Last night, PBS’ Frontline aired a report on the huge amount of antibiotics that farmers pump into animal feed and the effects that this practice has on the development and spread of antibiotic-resistant superbugs that kill thousands of Americans and make millions more sick every year. [More]
In the face of numerous reports indicating that the practice of using medically unnecessary antibiotics to bulk up farm animals is leading to millions of people getting sick each year from drug-resistant pathogens, the Food & Drug Administration drew a line in the sand today and put an end to the practi– oh wait, I meant that the FDA has politely asked drug companies to voluntarily phase out sales of these drugs to farmers. [More]
As Americans grow more concerned that the antibiotics being provided to farm animals are resulting in new strains of pathogens that are resistant to these drugs, a group of Senators have introduced legislation that would give the Food and Drug Administration more authority to collect data about this controversial practice. [More]
Most of us know that there may be potentially harmful bacteria on the raw meat we buy, but a new study appears to show a direct link between animals that have been provided antibiotics and the presence of pathogens that are resistant to drugs. [More]
Over the summer, concerned mom Erin Carr-Jordan made headlines around the country with her online crusade to clean up filthy playgrounds found at McDonald’s and other fast food chains. It seems her efforts have rubbed at least one Golden Arches franchisee the wrong way, as Carr-Jordan claims she’s been barred from all of his eateries. [More]
You may have thought you could only get MRSA at hospitals and the beach, but apparently researchers have discovered that it can be transmitted via pets and lead to repeat infections, reports the New York Times. One recent case involved a baby elephant and 20 human caretakers at the San Diego Zoo last year, but at the domestic level it looks like cats (and dogs, but not to the same degree) somehow contribute to cycle of infection at home.
As if skin cancer, rip tides, and sharks weren’t enough to worry about at the beach. A University of Washington study found the antibiotic-resistant superbug methicillin-resistant Staph aureus (MRSA to its friends) in the water of many different Puget Sound beaches.

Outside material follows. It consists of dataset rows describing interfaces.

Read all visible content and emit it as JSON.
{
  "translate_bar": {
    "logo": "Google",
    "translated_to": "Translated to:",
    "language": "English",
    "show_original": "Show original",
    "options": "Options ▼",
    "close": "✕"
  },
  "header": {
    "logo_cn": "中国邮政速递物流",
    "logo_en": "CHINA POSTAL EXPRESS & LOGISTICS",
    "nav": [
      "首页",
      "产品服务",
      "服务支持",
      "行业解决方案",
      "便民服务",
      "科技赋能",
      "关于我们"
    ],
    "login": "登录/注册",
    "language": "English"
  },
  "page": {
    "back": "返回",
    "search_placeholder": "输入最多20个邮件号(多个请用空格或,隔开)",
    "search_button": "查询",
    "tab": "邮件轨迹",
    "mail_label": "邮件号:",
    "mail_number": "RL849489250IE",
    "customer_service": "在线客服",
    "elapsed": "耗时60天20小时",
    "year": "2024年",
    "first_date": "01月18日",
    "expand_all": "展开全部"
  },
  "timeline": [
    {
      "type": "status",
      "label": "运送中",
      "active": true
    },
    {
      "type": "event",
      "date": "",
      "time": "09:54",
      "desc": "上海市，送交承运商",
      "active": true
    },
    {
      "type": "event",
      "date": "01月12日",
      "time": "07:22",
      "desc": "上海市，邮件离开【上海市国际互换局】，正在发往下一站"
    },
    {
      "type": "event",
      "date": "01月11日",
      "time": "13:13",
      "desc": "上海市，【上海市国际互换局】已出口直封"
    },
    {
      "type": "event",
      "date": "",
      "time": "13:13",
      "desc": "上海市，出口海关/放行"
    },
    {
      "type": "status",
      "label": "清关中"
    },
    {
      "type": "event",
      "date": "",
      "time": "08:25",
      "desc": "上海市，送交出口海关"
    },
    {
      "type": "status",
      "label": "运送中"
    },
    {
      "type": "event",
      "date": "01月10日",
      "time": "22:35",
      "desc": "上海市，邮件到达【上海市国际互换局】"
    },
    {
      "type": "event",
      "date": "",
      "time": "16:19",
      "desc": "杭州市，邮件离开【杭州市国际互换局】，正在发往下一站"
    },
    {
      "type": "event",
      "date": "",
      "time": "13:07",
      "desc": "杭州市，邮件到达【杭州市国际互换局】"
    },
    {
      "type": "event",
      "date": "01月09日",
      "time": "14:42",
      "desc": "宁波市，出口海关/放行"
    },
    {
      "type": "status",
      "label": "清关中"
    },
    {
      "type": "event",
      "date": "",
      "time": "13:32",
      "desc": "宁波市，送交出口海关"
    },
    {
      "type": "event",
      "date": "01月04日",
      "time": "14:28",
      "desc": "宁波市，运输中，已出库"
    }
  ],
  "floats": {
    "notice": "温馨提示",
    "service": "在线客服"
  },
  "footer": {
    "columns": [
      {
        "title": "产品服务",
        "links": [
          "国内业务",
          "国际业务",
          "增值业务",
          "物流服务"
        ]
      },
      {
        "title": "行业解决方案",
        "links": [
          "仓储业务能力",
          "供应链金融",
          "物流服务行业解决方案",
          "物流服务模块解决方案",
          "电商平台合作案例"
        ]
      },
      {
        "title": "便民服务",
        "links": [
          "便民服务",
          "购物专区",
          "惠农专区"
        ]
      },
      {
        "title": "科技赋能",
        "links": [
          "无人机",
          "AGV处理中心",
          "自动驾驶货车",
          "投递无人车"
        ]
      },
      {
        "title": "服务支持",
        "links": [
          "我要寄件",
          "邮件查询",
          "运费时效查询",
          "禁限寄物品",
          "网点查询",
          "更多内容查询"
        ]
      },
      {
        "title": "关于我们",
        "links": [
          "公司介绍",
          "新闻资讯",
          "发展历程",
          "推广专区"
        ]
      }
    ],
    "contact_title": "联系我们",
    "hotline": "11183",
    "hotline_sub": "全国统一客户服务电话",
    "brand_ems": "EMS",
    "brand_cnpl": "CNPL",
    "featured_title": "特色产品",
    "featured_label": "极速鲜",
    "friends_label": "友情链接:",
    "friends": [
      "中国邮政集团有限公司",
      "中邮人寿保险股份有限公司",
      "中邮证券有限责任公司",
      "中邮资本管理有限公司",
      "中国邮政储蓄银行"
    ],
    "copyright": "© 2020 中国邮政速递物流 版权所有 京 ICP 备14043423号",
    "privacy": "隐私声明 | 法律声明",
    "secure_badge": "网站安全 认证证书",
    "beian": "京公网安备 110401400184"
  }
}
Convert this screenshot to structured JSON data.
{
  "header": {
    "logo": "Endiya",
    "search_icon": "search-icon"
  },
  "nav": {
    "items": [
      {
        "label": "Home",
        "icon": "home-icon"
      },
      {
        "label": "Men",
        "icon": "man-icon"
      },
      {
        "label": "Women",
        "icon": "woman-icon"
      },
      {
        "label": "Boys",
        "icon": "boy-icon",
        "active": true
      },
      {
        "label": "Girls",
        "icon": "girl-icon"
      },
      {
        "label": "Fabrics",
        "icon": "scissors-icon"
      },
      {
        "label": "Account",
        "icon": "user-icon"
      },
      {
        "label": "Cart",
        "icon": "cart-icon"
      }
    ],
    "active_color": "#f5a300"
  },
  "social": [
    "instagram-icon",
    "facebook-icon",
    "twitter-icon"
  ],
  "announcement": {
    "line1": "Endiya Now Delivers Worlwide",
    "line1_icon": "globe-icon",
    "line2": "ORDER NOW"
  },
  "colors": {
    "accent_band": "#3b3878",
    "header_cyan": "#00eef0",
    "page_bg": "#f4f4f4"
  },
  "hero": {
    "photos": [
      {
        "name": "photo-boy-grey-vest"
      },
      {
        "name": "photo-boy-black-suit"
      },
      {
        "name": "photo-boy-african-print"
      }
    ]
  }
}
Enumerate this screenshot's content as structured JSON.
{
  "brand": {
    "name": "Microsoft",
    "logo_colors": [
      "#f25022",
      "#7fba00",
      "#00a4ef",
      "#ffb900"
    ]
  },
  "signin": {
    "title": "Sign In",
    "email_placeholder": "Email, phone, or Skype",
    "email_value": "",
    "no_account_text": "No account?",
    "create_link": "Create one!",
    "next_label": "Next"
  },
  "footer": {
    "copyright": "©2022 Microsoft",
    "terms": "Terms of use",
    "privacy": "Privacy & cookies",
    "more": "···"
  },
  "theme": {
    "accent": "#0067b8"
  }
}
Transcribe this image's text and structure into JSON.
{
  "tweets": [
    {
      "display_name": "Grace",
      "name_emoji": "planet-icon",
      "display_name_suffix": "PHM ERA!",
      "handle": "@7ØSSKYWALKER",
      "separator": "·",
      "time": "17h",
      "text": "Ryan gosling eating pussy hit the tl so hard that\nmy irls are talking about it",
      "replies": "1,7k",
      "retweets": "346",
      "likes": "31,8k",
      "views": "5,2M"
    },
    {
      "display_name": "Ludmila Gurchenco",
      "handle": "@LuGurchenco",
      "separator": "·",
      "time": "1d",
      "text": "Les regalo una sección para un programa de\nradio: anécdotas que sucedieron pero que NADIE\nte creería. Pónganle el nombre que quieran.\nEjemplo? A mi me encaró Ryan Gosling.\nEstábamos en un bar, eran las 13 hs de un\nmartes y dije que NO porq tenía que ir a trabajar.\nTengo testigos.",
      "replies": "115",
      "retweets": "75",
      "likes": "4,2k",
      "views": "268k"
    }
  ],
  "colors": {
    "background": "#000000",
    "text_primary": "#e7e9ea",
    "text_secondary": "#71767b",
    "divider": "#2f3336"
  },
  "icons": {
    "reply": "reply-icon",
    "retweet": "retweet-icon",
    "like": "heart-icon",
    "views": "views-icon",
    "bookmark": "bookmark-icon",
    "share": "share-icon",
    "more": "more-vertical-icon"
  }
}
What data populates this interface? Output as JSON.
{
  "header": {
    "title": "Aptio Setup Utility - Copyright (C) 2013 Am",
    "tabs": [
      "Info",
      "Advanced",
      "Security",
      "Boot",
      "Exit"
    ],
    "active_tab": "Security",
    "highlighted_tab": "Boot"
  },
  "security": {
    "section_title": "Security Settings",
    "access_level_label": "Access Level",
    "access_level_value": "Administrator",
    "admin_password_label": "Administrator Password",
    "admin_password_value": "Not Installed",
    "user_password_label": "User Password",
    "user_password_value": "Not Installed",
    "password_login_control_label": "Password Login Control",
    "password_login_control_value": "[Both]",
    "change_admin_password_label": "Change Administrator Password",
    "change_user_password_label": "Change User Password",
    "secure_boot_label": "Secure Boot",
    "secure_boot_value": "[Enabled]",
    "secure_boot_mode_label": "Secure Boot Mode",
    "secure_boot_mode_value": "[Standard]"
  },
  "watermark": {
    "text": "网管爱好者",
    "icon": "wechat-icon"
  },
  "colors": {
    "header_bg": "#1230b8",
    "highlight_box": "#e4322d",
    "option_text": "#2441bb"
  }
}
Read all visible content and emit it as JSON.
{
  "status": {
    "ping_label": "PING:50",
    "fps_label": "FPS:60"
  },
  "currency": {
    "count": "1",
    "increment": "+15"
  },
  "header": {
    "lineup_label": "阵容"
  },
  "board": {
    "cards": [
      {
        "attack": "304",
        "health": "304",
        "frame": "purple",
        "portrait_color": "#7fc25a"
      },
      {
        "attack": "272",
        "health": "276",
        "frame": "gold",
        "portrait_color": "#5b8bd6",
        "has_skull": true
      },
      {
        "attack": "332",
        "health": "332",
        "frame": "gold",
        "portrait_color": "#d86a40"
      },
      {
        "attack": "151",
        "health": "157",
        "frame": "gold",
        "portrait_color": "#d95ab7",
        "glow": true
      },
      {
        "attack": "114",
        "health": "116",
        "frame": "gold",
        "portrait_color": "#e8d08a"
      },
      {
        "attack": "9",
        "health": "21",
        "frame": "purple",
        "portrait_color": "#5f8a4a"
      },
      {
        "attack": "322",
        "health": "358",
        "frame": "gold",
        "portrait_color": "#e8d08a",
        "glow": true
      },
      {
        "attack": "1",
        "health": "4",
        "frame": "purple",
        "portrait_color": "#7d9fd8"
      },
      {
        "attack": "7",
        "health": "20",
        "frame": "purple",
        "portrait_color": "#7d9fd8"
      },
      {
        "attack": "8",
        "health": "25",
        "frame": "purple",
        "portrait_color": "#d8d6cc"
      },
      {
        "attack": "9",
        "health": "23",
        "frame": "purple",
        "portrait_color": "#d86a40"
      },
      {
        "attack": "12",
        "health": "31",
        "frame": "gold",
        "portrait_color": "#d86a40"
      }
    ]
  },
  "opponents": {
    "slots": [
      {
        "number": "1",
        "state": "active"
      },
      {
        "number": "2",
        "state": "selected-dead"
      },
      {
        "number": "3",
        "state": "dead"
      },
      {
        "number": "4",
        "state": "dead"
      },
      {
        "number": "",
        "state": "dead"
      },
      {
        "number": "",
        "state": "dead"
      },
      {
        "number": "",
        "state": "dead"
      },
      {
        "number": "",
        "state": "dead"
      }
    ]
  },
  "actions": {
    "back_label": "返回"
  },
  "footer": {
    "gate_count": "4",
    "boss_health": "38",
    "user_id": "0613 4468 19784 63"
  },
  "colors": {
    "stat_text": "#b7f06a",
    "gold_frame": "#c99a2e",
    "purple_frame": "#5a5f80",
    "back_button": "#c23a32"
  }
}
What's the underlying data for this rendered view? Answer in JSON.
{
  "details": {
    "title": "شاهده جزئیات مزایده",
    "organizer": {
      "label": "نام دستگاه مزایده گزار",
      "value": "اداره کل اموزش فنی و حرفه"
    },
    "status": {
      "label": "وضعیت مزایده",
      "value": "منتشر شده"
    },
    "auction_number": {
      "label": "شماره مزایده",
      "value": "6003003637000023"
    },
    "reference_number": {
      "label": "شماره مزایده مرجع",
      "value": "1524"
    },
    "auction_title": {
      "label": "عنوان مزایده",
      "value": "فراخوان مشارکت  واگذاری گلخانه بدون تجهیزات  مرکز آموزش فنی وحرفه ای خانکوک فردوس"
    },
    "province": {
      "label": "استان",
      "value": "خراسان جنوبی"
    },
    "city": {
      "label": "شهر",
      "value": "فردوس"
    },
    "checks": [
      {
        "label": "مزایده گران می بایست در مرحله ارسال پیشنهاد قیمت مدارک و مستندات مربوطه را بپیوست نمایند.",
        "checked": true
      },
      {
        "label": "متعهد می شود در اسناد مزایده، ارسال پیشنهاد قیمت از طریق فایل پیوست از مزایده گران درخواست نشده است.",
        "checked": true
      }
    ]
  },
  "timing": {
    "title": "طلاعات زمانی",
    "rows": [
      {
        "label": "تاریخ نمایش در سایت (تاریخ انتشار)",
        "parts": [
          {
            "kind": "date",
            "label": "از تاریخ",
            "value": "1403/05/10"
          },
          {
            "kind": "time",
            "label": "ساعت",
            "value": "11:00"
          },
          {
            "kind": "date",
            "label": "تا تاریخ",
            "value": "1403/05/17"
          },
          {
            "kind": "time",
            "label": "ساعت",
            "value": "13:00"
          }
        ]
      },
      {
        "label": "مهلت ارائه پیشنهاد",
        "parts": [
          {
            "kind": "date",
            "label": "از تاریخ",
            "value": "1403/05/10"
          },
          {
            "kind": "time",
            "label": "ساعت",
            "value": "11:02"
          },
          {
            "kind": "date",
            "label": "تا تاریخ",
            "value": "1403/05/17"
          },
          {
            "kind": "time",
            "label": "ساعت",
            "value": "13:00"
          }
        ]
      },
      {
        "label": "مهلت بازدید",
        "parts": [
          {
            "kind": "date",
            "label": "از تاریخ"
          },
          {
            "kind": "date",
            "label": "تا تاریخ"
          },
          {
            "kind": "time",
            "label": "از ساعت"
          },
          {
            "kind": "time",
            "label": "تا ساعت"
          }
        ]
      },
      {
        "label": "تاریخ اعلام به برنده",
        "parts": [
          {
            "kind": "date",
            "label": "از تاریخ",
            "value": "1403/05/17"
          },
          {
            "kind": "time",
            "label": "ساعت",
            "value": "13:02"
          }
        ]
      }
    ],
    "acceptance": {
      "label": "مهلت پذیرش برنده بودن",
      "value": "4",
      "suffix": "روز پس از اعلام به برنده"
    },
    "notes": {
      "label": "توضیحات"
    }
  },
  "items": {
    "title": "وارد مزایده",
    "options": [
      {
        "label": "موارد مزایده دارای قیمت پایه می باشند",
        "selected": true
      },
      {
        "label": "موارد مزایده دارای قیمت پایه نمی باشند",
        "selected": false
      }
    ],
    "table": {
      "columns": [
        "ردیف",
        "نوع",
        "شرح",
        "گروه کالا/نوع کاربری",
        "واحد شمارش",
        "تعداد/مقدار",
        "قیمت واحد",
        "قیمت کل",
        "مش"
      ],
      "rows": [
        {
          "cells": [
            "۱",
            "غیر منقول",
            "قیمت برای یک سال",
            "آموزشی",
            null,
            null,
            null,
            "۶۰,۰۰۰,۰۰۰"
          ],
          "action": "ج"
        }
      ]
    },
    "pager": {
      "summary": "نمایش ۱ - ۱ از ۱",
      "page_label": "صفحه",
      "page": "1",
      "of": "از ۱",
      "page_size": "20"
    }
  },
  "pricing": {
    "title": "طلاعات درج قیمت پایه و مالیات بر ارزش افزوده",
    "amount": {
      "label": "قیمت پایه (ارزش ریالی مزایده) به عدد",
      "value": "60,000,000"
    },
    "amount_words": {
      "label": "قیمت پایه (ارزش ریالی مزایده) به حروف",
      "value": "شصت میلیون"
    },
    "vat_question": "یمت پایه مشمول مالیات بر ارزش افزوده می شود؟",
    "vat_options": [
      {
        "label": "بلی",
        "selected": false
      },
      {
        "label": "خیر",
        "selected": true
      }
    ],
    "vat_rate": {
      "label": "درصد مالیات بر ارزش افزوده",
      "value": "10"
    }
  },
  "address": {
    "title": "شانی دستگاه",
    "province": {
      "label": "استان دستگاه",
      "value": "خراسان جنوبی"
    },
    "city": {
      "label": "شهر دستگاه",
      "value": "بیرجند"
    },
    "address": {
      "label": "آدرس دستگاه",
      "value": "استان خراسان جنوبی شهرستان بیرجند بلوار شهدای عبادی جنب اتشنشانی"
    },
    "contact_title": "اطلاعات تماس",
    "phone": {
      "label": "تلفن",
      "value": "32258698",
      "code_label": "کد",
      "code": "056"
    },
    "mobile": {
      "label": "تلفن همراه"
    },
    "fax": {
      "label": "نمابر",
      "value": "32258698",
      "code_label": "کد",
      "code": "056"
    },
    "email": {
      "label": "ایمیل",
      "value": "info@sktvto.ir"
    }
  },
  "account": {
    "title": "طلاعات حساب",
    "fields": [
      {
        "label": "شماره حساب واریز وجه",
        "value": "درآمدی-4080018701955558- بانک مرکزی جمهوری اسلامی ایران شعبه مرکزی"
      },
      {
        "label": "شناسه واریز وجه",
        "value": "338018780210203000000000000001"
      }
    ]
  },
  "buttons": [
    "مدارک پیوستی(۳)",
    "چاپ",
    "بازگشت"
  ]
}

We know you love little Fluffy, but according to an article from ABCNews — he could give you methicillin-resistant Staphylococcus aureus. In case you are not aware — that’s bad news.
Maybe this whole MRSA thing has gone too far: Brooklyn state assemblyman Dov Hikind has arranged for the DermaRite corporation, based in New Jersey, to distribute ten thousand units of its gel-based hand sanitizer in a “compact and easy to use” pen-shaped dispenser to city schoolchildren.
Earlier this month the governor of New Jersey signed into law a regulation that requires all hospitals in the state to report MRSA infection rates (that’s the drug-resistant staph infection you always hear about). And last week, a sate-appointed panel in Massachusetts recommended that laws be passed requiring all hospitals to publicly report infection rates. Should the government regulate hospitals in this manner? And if your state doesn’t require it, is there any way you can find out on your own?